The minimum line weight for line art is 0.5 point for optimal printing.

For more information about acceptable resolutions, fonts, sizing, and other figure issues, please see the general guidelines.

When possible, please place symbol legends below the figure instead of to the side.

APA offers authors the option to publish their figures online in color without the costs associated with print publication of color figures.

The same caption will appear on both the online (color) and print (black and white) versions. To ensure that the figure can be understood in both formats, authors should add alternative wording (e.g., "the red (dark gray) bars represent") as needed.

For authors who prefer their figures to be published in color both in print and online, original color figures can be printed in color at the editor's and publisher's discretion provided the author agrees to pay:

  • $900 for one figure
  • An additional $600 for the second figure
  • An additional $450 for each subsequent figure

Permissions

Authors of accepted papers must obtain and provide to the editor on final acceptance all necessary permissions to reproduce in print and electronic form any copyrighted work, including test materials (or portions thereof), photographs, and other graphic images (including those used as stimuli in experiments).

On advice of counsel, APA may decline to publish any image whose copyright status is unknown.

Publication Policies

APA policy prohibits an author from submitting the same manuscript for concurrent consideration by two or more publications.

See also APA Journals® Internet Posting Guidelines.

APA requires authors to reveal any possible conflict of interest in the conduct and reporting of research (e.g., financial interests in a test or procedure, funding by pharmaceutical companies for drug research).

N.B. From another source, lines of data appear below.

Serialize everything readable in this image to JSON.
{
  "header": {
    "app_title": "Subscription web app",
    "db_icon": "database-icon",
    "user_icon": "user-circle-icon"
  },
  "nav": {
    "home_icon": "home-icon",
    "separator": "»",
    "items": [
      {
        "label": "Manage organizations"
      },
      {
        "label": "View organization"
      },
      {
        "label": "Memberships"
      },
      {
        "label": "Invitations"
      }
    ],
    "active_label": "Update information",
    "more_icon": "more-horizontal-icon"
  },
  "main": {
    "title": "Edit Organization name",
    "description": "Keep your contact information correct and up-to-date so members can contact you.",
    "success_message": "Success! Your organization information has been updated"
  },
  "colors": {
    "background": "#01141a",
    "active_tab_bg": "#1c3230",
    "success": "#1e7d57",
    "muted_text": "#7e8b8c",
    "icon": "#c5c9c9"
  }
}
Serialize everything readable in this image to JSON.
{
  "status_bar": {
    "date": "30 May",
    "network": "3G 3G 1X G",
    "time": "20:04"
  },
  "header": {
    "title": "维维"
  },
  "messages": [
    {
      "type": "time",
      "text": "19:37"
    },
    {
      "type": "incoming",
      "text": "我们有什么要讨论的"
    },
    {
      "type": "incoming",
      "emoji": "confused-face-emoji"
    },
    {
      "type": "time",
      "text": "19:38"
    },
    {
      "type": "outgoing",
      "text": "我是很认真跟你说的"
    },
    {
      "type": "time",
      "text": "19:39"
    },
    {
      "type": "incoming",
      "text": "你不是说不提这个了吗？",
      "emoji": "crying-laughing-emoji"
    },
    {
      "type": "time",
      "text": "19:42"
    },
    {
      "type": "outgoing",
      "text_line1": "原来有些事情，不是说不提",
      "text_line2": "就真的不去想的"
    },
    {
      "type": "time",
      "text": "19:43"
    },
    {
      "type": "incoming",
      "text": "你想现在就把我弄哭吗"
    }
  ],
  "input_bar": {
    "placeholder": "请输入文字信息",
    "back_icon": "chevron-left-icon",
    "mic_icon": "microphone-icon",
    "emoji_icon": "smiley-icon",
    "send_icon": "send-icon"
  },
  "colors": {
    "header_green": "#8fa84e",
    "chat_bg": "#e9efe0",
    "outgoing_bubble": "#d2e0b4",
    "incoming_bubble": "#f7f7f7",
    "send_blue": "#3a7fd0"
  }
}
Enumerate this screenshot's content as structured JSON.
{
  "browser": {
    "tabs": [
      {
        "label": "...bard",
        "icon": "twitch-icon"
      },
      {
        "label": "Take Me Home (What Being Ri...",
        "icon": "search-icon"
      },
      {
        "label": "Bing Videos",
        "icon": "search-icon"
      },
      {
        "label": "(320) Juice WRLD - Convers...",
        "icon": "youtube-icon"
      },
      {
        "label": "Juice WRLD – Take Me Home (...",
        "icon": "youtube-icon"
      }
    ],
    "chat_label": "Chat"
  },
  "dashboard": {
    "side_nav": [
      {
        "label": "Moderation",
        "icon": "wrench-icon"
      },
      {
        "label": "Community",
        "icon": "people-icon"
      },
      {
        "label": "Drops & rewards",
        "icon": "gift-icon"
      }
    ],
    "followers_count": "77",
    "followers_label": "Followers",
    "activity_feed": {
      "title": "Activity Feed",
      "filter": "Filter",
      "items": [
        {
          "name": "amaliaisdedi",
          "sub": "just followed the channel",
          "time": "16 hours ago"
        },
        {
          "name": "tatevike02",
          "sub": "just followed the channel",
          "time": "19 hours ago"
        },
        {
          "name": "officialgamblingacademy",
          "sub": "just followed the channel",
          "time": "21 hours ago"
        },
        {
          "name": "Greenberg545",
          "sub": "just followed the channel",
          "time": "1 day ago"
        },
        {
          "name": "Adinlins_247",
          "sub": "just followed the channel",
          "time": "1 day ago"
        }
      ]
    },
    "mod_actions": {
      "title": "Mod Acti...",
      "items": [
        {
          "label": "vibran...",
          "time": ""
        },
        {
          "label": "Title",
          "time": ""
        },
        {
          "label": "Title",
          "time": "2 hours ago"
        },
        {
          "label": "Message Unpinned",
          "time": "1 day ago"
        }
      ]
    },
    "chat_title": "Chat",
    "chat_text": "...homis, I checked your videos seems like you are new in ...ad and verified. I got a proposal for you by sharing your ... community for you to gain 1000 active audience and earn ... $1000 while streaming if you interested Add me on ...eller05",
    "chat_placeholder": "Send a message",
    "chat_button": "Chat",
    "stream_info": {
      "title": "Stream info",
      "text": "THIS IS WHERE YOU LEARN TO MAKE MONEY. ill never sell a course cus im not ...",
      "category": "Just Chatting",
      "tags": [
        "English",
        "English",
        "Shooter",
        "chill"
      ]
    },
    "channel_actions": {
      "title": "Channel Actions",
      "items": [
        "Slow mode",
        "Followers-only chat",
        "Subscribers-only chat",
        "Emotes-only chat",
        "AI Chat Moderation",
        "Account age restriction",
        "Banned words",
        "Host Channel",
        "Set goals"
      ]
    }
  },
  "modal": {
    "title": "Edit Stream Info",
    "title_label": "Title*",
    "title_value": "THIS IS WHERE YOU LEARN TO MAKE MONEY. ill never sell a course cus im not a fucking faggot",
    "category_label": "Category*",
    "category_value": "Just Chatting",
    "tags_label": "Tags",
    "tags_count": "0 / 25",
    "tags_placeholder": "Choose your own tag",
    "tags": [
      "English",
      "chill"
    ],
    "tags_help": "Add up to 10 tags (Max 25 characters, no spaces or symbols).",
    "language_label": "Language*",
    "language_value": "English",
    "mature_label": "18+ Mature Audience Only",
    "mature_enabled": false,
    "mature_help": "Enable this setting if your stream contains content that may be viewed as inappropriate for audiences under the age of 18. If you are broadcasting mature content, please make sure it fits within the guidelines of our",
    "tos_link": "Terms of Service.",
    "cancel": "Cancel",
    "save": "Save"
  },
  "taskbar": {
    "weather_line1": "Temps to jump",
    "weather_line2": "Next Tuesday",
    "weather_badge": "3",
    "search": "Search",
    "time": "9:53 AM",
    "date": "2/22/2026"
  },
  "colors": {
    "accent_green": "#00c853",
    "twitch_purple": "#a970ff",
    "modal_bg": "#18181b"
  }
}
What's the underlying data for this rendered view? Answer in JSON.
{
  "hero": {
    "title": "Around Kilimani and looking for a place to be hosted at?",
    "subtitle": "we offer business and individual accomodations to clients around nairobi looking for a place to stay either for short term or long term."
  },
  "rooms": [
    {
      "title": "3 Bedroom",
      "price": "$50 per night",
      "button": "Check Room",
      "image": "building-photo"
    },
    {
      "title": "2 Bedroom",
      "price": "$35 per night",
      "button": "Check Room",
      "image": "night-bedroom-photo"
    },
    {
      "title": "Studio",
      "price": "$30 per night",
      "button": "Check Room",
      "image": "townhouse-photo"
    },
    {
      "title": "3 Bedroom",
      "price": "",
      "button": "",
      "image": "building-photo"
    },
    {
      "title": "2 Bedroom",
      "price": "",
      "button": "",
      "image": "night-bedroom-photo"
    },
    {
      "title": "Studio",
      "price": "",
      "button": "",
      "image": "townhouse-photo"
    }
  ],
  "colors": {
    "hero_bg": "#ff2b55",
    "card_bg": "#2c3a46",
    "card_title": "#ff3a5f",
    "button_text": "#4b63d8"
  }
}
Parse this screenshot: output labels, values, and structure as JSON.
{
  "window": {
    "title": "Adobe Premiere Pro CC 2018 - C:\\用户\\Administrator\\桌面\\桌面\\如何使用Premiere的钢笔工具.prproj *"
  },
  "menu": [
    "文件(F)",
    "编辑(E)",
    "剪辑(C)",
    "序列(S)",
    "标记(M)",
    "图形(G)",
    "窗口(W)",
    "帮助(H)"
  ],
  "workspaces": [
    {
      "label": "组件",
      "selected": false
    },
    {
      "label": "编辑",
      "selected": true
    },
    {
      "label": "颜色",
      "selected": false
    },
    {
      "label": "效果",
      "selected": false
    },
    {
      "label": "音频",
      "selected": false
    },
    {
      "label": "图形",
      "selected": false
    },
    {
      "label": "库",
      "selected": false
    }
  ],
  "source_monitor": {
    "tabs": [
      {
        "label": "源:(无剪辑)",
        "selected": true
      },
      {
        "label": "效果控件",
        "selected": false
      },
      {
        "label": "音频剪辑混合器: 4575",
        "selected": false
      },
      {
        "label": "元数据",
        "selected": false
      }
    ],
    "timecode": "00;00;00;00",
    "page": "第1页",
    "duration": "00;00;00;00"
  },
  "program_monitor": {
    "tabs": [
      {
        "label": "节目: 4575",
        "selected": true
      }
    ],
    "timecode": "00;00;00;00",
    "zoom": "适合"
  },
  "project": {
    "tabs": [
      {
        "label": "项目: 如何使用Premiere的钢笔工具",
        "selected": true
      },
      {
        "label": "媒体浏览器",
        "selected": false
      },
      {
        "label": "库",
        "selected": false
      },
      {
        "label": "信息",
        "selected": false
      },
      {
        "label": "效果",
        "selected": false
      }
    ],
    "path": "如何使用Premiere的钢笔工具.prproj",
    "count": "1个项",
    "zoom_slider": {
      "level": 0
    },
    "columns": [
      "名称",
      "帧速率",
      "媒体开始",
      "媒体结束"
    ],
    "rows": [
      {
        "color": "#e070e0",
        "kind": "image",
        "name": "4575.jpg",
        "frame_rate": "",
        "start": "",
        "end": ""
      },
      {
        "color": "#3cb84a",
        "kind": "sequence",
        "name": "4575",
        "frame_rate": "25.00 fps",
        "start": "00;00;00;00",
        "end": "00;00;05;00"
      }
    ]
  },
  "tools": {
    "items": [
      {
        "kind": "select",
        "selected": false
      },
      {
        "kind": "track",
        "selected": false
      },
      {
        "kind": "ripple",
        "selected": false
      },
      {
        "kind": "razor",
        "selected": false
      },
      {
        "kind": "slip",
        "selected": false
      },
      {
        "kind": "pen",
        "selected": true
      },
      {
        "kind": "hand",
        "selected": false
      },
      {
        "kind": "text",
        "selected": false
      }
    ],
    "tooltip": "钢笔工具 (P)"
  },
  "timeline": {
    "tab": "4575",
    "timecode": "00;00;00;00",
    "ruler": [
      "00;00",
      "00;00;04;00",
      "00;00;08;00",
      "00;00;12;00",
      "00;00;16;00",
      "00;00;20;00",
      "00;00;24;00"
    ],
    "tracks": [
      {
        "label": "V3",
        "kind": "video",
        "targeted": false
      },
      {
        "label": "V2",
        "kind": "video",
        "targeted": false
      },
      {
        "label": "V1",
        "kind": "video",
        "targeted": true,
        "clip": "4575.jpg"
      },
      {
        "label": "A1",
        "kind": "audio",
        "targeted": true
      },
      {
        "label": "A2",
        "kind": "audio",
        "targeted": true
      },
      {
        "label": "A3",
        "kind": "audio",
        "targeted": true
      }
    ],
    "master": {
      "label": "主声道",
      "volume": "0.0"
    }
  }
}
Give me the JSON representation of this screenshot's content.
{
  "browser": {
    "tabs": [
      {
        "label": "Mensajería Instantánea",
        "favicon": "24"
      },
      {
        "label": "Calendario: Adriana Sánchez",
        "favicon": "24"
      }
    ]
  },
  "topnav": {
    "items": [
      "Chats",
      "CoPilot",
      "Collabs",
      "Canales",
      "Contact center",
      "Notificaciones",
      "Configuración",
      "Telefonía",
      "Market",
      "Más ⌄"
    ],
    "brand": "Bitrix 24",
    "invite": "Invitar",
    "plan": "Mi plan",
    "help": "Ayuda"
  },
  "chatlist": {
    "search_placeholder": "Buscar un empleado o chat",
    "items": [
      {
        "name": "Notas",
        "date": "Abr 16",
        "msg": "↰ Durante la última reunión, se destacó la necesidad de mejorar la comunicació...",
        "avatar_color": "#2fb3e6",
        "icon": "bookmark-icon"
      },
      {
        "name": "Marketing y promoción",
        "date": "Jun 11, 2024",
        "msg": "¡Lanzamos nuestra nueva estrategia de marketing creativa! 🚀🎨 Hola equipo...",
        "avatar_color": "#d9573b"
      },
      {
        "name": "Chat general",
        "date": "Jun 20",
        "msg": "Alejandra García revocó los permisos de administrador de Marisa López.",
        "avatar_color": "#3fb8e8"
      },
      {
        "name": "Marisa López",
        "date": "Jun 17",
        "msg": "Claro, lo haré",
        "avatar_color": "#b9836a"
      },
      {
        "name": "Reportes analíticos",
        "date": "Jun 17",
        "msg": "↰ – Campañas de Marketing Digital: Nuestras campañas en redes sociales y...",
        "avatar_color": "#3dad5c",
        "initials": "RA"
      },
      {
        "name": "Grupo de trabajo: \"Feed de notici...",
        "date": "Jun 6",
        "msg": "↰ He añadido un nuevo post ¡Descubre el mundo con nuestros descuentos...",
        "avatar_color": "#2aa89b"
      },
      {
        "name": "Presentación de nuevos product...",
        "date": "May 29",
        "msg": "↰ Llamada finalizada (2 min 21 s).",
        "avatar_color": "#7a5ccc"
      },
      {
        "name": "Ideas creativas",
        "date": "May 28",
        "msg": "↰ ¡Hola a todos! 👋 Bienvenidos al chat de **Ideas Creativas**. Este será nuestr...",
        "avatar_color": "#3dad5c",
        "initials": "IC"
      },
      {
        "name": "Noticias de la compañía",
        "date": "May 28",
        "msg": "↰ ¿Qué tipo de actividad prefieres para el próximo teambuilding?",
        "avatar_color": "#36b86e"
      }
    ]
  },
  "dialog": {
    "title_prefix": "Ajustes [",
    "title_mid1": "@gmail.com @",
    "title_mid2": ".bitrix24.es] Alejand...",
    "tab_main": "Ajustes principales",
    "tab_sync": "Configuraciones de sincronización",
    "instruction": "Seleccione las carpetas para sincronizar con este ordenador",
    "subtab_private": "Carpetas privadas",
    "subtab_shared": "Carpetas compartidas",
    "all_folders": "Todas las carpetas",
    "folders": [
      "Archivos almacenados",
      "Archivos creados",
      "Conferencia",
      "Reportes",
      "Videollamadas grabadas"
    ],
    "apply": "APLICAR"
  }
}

Authors of accepted manuscripts are required to transfer the copyright to APA.

Ethical Principles

It is a violation of APA Ethical Principles to publish "as original data, data that have been previously published" (Standard 8.13).

In addition, APA Ethical Principles specify that "after research results are published, psychologists do not withhold the data on which their conclusions are based from other competent professionals who seek to verify the substantive claims through reanalysis and who intend to use such data only for that purpose, provided that the confidentiality of the participants can be protected and unless legal rights concerning proprietary data preclude their release" (Standard 8.14).

APA expects authors to adhere to these standards. Specifically, APA expects authors to have their data available throughout the editorial review process and for at least 5 years after the date of publication.

Authors are required to state in writing that they have complied with APA ethical standards in the treatment of their sample, human or animal, or to describe the details of treatment.

The APA Ethics Office provides the full Ethical Principles of Psychologists and Code of Conduct electronically on its website in HTML, PDF, and Word format. You may also request a copy by emailing or calling the APA Ethics Office (202-336-5930). You may also read "Ethical Principles," December 1992, American Psychologist, Vol. 47, pp. 1597–1611.

Other Information

Visit the Journals Publishing Resource Center for more resources for writing, reviewing, and editing articles for publishing in APA journals.

Special Issues
  • Perinatal Exposure in Later Psychological and Behavioral Disabilities

    Special issue of the APA journal School Psychology Quarterly, Vol. 22, No. 1, Spring 2007. Includes articles about relative risk of perinatal complications in common childhood disorders; low birth weight and cognitive outcomes; season of birth of students with emotional and behavioral disorders; risk of schizophrenia and depressive disorders in people exposed to prenatal rubella; and maternal stress and emotional status.